"As news of increased redundancies spreads, local authorities, the Scottish Government and the UK Government can further support those facing hardship by strengthening all parts of the social security safety net: making Crisis Grant applications easier and payments faster; and ending the five week wait for Universal Credit by making advance payments non-repayable.

"The Citizens Advice network in Scotland is open and ready to support people through this time.

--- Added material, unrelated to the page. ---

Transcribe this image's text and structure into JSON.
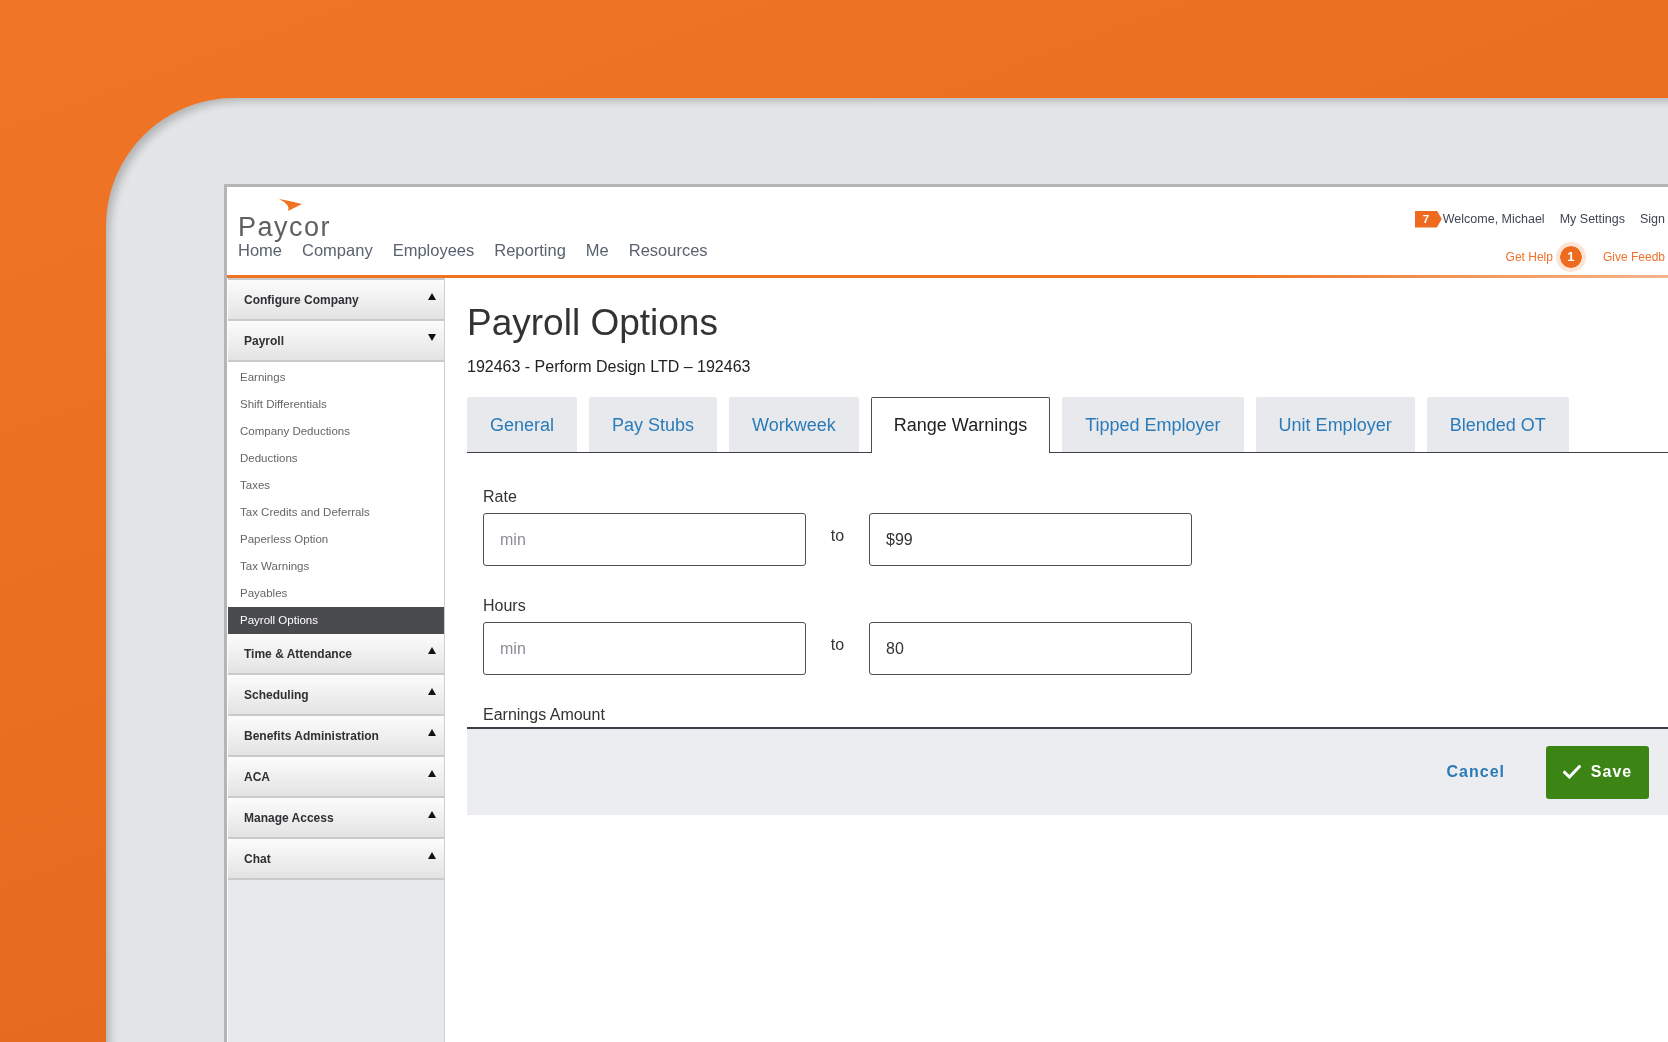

Anyone experiencing financial hardship can contact their local Citizens Advice Bureau for free, independent and confidential advice."

Scottish Greens parliamentary co-keader Alison Johnstone MSP said: "Today’s figures confirm what we already suspected, that there is massive pressure on safety net schemes like the Scottish Welfare Fund.

“With more people than ever before applying for emergency help due to huge and unforeseen pressures on their household income as a result of Covid19, we need to ensure that the Scottish Welfare Fund is well-resourced and flexible so that it can assist everyone who needs help.

“In the coming months, the Scottish Government must work closely with councils to assess the pressures on local welfare funds, provide additional funding where necessary, ensure that support is easily accessible by those eligible and claims are processed and paid-out as quickly as possible.”